Limerick city suffered some flooding and water surges driven by offshore winds in the Shannon Estuary. University of Limerick said it will also reopen on Tuesday.


Clare managed to avoid the worst of the storm despite coastal towns such as Lahinch being lashed by heavy winds. The Cliffs of Moher visitors’ centre remained closed for the day. Mayo also appeared to avoid major damage although many homes are without power in the county.


Counties in the northwest suffered some of the worst disruption, particularly in Sligo and Leitrim where thousands of homes are without power and will remain so tonight. Over 3,000 homes in Co Leitrim are without power including more than 1,300 in the Carrick-on-Shannon/Leitrim village areas.

Sligo County Council has warned that fallen trees have made a number of roads impassable. Streets were deserted in many towns and villages by lunchtime, while the normally bustling promenade at Strandhill was quiet as people apparently heeded the advice to avoid exposed coastal areas. A number of roads across Co Roscommon have also been blocked due to fallen trees.


Later in Co Derry, a number of roads were closed due to fallen trees as Storm Ophelia began to batter the northwest. In Magherafelt, the Annaghmore and Glenmaquill Roads were closed, as was the Birren Road and Legavallon Roads in Dungiven.In Derry City, the Peace Bridge remained closed as a precautionary measure. The Foyle Bridge was open with a 30mph (48km/h) speed limit in place.

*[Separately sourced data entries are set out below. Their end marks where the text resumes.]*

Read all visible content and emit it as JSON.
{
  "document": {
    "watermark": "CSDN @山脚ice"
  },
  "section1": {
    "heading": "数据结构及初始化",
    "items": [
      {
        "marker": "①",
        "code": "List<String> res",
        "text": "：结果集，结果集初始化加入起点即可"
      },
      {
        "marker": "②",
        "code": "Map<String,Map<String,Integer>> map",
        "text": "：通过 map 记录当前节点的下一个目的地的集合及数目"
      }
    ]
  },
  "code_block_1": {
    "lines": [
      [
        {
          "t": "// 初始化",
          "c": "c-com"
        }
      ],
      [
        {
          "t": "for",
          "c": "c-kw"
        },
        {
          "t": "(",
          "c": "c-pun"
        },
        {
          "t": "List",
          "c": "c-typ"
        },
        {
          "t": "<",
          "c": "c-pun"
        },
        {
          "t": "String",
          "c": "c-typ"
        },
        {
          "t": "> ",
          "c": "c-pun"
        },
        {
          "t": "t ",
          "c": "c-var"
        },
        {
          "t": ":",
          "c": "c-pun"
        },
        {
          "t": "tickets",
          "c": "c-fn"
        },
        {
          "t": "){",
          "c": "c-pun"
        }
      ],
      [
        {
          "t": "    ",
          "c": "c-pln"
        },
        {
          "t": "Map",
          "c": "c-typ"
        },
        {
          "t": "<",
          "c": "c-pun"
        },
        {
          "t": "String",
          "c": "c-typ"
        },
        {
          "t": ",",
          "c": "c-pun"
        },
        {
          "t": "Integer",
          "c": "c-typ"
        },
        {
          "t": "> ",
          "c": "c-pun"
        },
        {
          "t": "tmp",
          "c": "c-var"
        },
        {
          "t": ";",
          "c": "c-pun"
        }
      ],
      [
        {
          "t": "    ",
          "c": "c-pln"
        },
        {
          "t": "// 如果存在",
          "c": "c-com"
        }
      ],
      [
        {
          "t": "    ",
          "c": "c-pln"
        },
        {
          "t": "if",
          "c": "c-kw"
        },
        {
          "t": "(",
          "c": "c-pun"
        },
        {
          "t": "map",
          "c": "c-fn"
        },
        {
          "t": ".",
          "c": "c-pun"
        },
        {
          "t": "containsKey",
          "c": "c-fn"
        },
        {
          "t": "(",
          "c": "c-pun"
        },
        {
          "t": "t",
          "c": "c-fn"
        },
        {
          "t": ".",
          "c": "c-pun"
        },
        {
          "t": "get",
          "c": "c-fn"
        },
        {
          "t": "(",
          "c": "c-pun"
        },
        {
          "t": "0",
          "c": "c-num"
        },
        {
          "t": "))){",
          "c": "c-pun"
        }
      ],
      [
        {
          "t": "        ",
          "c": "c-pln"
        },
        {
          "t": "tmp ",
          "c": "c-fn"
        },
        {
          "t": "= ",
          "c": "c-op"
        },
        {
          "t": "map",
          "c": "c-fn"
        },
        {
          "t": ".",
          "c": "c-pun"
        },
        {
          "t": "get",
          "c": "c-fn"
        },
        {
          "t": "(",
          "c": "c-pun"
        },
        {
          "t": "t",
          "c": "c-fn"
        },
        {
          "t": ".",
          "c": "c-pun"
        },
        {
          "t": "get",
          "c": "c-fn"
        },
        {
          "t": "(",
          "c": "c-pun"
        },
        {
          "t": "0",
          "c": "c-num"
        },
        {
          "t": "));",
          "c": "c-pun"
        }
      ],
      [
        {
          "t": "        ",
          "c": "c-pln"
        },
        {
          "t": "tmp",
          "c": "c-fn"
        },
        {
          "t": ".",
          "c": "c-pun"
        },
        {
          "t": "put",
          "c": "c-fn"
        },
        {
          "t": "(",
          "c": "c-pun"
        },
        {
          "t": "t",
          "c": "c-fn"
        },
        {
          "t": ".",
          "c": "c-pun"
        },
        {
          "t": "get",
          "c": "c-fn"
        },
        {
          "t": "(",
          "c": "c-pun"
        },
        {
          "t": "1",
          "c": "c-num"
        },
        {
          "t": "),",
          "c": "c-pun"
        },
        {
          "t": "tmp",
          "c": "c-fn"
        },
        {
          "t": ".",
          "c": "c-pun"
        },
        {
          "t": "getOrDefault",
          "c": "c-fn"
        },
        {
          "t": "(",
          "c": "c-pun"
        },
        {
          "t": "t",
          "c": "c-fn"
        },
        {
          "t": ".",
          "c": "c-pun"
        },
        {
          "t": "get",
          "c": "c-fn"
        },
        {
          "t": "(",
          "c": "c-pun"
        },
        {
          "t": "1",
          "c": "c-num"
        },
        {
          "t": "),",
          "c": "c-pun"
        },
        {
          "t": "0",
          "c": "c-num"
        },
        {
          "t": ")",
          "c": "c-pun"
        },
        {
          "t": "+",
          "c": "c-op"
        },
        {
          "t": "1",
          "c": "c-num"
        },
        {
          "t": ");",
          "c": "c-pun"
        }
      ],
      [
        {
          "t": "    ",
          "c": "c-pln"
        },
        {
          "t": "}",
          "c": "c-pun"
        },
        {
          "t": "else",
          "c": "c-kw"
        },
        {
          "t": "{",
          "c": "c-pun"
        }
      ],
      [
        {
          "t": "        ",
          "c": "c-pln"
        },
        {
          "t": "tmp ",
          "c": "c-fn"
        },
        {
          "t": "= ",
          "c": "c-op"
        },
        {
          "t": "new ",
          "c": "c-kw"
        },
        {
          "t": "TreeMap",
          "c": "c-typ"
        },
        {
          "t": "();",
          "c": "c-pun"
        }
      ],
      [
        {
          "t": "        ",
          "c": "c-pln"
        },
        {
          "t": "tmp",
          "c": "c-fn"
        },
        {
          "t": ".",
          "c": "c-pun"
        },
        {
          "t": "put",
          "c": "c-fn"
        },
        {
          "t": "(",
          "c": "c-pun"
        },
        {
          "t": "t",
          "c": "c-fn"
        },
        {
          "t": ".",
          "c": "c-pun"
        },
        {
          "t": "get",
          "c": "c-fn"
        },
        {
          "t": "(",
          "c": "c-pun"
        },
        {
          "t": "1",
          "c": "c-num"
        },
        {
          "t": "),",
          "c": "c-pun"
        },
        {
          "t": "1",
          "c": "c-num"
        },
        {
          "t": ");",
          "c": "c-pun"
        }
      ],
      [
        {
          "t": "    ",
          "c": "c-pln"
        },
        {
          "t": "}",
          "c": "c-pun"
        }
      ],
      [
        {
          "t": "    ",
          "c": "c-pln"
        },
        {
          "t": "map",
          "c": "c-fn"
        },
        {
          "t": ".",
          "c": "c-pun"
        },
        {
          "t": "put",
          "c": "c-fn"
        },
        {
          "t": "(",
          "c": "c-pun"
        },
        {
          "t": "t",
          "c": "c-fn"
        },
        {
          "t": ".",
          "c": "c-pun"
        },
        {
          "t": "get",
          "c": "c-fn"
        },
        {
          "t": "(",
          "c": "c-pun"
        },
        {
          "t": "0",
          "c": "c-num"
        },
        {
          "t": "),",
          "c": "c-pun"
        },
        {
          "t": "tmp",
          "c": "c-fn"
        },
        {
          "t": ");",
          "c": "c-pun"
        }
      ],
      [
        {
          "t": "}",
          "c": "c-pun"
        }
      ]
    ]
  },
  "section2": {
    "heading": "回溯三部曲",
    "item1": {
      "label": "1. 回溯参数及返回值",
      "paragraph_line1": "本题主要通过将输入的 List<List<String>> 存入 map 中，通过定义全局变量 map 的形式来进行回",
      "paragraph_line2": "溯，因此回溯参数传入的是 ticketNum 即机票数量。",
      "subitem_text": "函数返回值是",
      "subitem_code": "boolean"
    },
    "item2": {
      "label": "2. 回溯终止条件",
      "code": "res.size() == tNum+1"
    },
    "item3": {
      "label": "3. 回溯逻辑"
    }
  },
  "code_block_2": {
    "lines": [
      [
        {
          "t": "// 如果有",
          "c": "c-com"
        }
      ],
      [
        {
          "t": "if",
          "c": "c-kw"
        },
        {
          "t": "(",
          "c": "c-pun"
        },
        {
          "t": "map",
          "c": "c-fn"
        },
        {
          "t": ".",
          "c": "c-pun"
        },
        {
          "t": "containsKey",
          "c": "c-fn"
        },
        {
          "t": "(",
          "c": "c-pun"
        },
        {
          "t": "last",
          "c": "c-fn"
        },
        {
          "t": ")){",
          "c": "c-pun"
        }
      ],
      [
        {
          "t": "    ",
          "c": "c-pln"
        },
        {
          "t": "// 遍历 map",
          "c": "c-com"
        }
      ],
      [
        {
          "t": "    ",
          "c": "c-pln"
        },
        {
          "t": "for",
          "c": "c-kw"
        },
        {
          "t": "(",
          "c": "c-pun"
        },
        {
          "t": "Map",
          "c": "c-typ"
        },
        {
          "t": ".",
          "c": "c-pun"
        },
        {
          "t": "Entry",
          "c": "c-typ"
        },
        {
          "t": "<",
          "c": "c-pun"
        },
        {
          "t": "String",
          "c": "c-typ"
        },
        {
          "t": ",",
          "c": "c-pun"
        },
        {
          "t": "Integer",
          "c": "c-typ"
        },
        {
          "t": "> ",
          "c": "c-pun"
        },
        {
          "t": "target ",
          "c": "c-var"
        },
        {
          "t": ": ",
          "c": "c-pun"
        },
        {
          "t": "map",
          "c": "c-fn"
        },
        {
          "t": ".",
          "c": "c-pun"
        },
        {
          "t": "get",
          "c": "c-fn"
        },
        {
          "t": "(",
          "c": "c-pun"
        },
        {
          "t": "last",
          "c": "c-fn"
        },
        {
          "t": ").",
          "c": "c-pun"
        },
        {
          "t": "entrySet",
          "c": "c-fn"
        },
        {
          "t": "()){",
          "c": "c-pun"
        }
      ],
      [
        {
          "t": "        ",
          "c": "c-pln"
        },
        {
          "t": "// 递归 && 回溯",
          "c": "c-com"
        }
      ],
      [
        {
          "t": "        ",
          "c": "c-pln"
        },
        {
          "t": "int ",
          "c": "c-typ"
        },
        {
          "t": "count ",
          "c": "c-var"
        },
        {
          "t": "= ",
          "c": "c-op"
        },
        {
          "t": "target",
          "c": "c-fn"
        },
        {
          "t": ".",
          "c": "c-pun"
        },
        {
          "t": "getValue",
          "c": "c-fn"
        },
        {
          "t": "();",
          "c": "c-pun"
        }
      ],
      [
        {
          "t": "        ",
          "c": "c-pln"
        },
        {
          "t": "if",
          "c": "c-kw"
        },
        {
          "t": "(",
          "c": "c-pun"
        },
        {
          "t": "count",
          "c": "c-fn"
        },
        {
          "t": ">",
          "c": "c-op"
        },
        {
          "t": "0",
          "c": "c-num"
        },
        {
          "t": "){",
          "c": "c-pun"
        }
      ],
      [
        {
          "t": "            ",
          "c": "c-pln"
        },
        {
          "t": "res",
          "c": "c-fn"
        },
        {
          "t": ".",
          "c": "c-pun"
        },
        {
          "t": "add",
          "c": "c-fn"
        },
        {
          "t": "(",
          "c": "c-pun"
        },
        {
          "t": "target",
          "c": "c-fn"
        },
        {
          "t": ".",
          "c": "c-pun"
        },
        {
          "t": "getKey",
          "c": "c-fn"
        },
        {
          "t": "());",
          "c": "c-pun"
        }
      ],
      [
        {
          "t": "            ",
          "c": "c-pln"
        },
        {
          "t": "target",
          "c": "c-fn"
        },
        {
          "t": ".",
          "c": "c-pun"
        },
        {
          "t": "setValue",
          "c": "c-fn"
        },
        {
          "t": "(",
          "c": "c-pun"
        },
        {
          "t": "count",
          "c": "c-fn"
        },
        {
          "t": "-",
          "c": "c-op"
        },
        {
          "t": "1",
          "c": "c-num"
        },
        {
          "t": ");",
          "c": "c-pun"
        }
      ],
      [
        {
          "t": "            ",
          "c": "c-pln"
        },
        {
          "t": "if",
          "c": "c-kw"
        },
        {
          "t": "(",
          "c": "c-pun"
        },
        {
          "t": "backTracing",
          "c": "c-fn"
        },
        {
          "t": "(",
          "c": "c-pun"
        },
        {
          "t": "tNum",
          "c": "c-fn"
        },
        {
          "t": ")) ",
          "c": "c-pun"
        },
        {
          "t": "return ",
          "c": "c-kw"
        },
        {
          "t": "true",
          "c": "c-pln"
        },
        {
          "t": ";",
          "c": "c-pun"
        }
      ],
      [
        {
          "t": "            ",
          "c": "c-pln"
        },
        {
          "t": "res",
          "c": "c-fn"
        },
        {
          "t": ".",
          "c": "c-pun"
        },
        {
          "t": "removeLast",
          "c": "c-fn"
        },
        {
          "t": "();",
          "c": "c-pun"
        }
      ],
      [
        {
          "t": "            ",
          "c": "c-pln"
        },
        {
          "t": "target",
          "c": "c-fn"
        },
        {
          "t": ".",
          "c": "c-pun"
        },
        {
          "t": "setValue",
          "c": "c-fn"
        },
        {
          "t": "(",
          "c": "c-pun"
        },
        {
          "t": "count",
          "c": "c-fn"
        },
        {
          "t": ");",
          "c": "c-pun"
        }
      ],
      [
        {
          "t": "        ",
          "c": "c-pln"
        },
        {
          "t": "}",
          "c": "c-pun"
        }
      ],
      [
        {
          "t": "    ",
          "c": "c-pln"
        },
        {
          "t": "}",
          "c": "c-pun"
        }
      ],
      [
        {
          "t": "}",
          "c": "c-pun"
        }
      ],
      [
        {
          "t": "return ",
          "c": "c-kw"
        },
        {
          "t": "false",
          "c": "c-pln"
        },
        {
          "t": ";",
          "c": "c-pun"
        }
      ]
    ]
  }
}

All bus services in Northern Ireland were suspended. NI Railways did not operate any services which departed after 5.10pm.


There were scores of road closures reported in the Midlands, with fallen trees blocking or partially blocking national and regional roads in counties Kildare, Tipperary, Wicklow, Clare, Longford, Wexford, Carlow, Kilkenny, Westmeath and Cavan. Local councils were working throughout the day to clear the roads.


Authorities said there were fallen trees at around 60 locations across Co Offaly. In and around Edenderry there were trees down in 22 sites, with roads blocked and power lines down in places. There was a similar situation in the Tullamore area, where trees and poles were down in 20 locations. A further 18 sites in the Birr area had fallen trees, some blocked roads and downed power lines. Power remained out in the Charleville Road area of Tullamore town and in Crinkle and Tubberderry. Elsewhere in Co Offaly, a water main burst east of Cushina Cross on the Walsh Island Water Scheme.


Later on Monday, Co Donegal began to feel the brunt of Storm Ophelia. More than 100 homes in Bundoran and Rossgeir were the first areas with reported faults in Donegal as Ophelia moved northwards. Storm-force winds did not develop in the Northwest until just after 5pm.

Gardaí appealed to people to stay away from a number of roads including the Termon to Dunlewey roads because of high winds. The Harry Blaney Bridge at Fanad was due to close until 8am on Tuesday.

A fallen tree temporarily blocked the main Lifford to Letterkenny Road just before 5.30pm, but this was cleared.


There were many reports of trees felled by the high winds across Co Waterford and the rest of the southeast. The roof of the Lidl supermarket on Davis Road in Clonmel, Co Tipperary was blown off, as was the roof of the Curtains & Blinds shop on Clonmel’s O’Connell Street.

There was damage done to the roof of Clerihan National School, between Clonmel and Cashel, while the roofs were blown off seven buildings on Brown Street in Portlaw, Co Waterford.